The mean age was 31.90 ± 11.12 and 30.46 ± 7.38 years for patients and controls, respectively. The mean serum CEA level in BD was 2.36 ± 1.52 µg/l and in control was 1.77 ± 0.98 µg/l. CEA levels were signiﬁcantly increased in euthymic BD patients when compared with controls (p = 0.031). Furthermore, while 49.4% of patients and 50.6% of control group
CEA levels in bipolar disorder patients Table 1. Sociodemographic variables and biochemical measurements of patients and controls
Gender Male Female Smoking status Yes No
CEA level (µg/l) Age Mean disease onset (years) Mean disease duration (years) HAM-D (mean ± SD) YMRS (mean ± SD) CGI
Patients [n (%)]
Controls [n (%)]
37 (84.1) 7 (15.9)
38 (84.4) 7 (15.6)
24 (54.5) 20 (45.5)
28 (62.2) 17 (37.8)
Mean ± SD
Mean ± SD
2.36 ± 1.52 31.90 ± 11.12 22.57 ± 9.21 9.36 ± 8.22 4.61 ± 4.35 1.95 ± 2.09 1.38 ± 0.62
1.77 ± 0.98 30.46 ± 7.38
CEA, carcinoembryonic antigen; CGI, Clinical Global Impression Scale; HAM-D, Hamilton Depression Scale; YMRS, Young Mania Rating Scale.
were smokers, there was no signiﬁcant difference between the smoking status of patient and control groups (p = 0.302) (Table 1). There were no correlations between mean CEA levels and age, onset of disease and disease duration (p > 0.05). The sociodemographic variables are shown in Table 1. In all, 88.6% (n = 39) of patients were using antipsychotics, 93% (n = 41) were using mood stabilisers, and 20.5% (n = 9) were using the antidepressant; 4.5% (n = 2) of our patients were using ﬁrst-generation antipsychotics, 75% (n = 33) secondgeneration antipsychotics, and 9% (n = 4) ﬁrst- and second-generation combined antipsychotics drugs. Only six patients (13.6%) were using one psychiatric drug and 38 patients (86.4%) were using combined drugs. Control group was not using any drug. There was no statistically signiﬁcant relationship between CEA levels and using these drugs (p > 0.05). Discussion
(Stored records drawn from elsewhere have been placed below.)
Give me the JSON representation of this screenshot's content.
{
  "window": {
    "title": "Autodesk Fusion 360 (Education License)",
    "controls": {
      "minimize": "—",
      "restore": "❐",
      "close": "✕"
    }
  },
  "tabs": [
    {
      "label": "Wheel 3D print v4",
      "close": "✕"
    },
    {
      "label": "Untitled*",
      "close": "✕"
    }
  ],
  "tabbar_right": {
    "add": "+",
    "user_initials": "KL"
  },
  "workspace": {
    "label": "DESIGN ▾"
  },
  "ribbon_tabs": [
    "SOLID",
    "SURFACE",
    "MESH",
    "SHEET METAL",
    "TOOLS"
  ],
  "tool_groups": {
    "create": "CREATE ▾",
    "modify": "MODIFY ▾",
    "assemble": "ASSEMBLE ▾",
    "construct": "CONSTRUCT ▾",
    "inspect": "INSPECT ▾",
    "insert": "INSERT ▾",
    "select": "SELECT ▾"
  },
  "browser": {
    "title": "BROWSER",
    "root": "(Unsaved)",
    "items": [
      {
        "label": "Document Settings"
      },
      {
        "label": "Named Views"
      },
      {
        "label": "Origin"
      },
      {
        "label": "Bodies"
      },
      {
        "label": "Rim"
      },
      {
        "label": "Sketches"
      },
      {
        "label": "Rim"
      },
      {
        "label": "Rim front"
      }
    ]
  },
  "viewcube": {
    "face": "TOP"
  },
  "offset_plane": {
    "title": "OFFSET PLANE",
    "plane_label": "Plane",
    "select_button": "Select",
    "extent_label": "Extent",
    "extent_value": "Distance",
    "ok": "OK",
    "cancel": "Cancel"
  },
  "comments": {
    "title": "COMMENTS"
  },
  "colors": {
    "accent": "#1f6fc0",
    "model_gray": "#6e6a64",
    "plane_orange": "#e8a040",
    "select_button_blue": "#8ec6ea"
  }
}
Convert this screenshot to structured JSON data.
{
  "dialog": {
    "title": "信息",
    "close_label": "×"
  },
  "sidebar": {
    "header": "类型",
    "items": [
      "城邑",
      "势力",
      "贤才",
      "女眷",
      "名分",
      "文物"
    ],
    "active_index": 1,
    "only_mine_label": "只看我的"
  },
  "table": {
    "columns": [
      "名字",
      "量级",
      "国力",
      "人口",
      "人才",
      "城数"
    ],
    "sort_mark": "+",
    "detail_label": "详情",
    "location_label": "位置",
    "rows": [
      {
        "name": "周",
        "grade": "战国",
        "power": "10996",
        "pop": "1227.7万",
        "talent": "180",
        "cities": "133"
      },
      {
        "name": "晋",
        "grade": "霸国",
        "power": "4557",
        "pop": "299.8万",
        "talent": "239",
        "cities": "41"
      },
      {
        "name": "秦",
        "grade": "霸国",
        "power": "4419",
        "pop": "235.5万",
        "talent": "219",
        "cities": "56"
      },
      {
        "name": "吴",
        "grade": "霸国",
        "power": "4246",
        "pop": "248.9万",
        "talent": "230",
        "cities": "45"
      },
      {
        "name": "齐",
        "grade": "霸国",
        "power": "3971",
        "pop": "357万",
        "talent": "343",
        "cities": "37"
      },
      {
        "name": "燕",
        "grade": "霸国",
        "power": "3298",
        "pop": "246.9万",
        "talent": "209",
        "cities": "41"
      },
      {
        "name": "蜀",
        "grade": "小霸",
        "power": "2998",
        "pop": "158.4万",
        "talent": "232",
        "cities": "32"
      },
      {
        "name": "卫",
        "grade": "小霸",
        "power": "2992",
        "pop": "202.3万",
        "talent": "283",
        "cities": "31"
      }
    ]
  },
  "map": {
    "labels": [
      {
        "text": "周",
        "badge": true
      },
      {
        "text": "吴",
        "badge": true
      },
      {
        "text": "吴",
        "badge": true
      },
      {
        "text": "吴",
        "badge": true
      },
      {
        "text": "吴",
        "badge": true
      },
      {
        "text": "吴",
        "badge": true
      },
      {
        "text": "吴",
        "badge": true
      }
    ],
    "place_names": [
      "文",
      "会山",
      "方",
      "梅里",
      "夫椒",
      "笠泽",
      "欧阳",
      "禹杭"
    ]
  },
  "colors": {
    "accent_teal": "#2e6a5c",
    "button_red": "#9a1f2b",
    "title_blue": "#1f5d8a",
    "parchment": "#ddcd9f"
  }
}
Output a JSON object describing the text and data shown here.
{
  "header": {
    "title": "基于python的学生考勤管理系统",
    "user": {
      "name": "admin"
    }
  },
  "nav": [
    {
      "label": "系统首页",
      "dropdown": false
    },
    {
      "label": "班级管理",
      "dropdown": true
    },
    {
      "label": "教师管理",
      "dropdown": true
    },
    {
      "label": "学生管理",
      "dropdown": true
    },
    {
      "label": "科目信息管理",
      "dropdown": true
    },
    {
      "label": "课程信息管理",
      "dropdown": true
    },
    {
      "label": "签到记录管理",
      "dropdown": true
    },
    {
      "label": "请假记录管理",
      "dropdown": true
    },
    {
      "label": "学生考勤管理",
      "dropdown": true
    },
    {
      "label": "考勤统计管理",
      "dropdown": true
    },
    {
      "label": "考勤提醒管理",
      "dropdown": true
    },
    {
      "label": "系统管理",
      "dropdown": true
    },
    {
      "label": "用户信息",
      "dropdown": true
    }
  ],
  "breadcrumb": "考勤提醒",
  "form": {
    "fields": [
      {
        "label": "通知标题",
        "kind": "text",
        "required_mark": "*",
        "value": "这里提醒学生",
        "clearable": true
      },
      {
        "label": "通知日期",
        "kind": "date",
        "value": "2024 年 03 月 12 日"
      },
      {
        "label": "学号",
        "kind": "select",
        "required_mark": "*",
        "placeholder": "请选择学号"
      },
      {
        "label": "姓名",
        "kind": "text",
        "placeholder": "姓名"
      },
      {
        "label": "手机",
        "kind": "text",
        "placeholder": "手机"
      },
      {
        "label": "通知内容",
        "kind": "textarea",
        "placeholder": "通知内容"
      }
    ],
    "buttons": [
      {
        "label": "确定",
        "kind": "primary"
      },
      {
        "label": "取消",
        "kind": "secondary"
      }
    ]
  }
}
In this study we investigated the CEA levels in euthymic bipolar patients and this is the ﬁrst study to examine CEA levels at BD. An oncofetal glycoprotein CEA, which is a member of the immunoglobulin superfamily, is a cell surface adhesion molecule. CEA is overexpressed in adenocarcinoma, especially in colorectal cancer. It is also expressed in normal mucosal cells. Elevated CEA levels can be seen in pancreatitis, inﬂammatory bowel disease, cirrhosis, biliary obstruction, peptic ulcer disease, hypothyroidism and cigarette smoking. The serum concentration is